EXCERPTED RECORDS START

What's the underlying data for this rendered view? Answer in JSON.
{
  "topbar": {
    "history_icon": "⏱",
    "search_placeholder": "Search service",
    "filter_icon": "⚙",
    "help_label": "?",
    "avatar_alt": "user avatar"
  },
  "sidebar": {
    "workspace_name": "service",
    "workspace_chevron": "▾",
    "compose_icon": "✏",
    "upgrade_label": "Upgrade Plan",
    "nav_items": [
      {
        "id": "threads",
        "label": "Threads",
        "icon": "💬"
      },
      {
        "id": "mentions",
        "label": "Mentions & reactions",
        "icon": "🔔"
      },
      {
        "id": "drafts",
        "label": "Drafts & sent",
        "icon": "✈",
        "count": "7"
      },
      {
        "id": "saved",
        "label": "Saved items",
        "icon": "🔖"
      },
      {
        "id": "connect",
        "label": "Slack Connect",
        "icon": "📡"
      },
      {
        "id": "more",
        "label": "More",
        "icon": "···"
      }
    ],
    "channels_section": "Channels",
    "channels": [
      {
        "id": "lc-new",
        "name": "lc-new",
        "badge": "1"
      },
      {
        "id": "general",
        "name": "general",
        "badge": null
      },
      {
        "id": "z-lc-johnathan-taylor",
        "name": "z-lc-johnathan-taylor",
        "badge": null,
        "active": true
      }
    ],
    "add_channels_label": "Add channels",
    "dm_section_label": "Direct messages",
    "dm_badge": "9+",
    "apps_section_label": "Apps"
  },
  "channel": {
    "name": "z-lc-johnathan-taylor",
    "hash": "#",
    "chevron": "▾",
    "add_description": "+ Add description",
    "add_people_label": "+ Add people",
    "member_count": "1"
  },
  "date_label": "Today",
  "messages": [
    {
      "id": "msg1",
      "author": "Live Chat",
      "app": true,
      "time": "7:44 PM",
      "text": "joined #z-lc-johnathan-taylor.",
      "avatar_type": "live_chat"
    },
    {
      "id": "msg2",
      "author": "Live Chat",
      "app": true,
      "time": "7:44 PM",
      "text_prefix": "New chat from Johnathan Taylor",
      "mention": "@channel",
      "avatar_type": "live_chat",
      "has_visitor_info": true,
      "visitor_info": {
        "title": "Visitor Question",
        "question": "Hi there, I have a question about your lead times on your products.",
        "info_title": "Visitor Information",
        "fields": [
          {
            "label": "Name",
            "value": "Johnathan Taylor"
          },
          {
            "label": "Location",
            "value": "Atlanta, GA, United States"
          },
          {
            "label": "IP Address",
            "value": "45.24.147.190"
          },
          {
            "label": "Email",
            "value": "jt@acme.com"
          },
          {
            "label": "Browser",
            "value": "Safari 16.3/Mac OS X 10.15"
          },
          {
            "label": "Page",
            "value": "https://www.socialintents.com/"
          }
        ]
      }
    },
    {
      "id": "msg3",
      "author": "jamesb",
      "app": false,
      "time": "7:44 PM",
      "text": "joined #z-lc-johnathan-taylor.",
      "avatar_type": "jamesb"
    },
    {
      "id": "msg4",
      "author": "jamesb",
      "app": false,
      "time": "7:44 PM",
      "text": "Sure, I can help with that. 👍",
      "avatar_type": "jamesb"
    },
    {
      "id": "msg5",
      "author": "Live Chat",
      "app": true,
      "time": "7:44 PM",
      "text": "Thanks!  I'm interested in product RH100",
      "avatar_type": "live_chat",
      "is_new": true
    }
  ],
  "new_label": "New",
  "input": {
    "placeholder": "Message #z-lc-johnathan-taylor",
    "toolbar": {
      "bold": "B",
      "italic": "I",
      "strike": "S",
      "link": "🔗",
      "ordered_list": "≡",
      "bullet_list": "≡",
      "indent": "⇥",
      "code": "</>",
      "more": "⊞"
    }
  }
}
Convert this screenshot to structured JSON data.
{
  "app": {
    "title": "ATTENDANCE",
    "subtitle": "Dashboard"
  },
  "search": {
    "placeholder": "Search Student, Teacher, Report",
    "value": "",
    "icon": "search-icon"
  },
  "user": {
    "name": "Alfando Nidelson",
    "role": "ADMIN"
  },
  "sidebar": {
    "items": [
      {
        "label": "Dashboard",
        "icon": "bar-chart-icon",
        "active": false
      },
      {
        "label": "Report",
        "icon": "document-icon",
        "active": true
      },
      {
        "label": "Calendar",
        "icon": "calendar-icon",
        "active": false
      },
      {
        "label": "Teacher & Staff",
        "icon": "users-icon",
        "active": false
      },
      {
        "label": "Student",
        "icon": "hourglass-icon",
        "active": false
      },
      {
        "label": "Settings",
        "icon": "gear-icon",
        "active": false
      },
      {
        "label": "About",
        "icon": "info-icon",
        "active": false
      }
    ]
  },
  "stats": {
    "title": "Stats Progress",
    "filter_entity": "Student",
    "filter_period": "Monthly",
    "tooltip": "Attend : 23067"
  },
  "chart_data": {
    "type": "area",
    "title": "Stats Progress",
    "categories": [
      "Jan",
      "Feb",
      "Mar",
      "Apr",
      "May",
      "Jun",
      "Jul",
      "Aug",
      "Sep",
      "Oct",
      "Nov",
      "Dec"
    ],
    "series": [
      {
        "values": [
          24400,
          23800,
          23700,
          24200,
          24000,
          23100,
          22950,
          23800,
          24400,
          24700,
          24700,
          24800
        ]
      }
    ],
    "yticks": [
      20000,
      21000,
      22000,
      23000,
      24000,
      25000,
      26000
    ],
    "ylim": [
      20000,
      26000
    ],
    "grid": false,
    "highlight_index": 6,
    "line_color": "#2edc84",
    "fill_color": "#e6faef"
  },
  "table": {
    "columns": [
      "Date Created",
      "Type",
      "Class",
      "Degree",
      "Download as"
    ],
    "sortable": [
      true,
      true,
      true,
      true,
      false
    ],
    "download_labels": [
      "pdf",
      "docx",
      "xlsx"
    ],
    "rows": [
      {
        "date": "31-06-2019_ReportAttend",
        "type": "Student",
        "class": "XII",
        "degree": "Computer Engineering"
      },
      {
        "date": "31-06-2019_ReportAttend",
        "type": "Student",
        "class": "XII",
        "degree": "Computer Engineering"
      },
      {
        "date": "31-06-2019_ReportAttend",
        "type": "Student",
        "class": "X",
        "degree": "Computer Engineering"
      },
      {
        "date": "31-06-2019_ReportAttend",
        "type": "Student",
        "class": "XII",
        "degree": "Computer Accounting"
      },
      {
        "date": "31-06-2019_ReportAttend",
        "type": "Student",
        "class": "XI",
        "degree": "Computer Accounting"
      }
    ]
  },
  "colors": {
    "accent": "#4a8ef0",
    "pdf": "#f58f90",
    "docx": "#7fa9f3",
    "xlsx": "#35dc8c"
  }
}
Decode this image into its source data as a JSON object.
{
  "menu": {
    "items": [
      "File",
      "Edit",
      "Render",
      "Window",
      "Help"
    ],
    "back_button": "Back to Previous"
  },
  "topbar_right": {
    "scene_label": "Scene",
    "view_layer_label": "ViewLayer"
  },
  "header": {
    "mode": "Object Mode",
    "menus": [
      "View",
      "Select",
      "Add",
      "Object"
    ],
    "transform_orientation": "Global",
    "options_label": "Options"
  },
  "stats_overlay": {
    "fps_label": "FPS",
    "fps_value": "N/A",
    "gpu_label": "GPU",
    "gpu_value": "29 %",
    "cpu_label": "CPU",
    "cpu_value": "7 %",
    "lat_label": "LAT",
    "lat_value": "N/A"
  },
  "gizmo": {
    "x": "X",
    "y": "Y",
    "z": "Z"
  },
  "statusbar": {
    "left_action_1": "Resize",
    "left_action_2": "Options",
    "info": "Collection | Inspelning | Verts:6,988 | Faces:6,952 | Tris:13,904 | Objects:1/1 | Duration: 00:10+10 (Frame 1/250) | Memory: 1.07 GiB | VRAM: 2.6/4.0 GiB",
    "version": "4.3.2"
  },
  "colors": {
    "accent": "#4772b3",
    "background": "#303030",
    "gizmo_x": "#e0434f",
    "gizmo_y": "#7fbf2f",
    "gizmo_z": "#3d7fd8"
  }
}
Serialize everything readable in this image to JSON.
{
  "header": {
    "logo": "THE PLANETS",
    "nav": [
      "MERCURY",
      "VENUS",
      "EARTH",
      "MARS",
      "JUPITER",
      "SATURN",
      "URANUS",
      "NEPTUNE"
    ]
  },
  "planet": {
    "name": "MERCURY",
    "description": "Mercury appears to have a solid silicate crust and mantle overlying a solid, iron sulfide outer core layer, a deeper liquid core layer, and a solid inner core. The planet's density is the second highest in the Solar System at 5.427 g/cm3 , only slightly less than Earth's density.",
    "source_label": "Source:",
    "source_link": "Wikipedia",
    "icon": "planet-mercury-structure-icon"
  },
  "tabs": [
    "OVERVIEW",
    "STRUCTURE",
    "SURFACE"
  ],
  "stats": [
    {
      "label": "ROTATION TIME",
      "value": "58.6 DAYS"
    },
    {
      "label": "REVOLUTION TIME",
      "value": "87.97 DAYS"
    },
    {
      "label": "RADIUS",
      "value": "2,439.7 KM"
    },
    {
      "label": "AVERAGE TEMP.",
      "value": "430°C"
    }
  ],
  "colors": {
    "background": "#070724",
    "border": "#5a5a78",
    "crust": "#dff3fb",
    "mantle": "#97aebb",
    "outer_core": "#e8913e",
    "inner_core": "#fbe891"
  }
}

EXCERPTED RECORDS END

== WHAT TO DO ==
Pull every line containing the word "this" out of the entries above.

== EXERCISE RESULT ==
What's the underlying data for this rendered view? Answer in JSON.
Convert this screenshot to structured JSON data.
Decode this image into its source data as a JSON object.
Serialize everything readable in this image to JSON.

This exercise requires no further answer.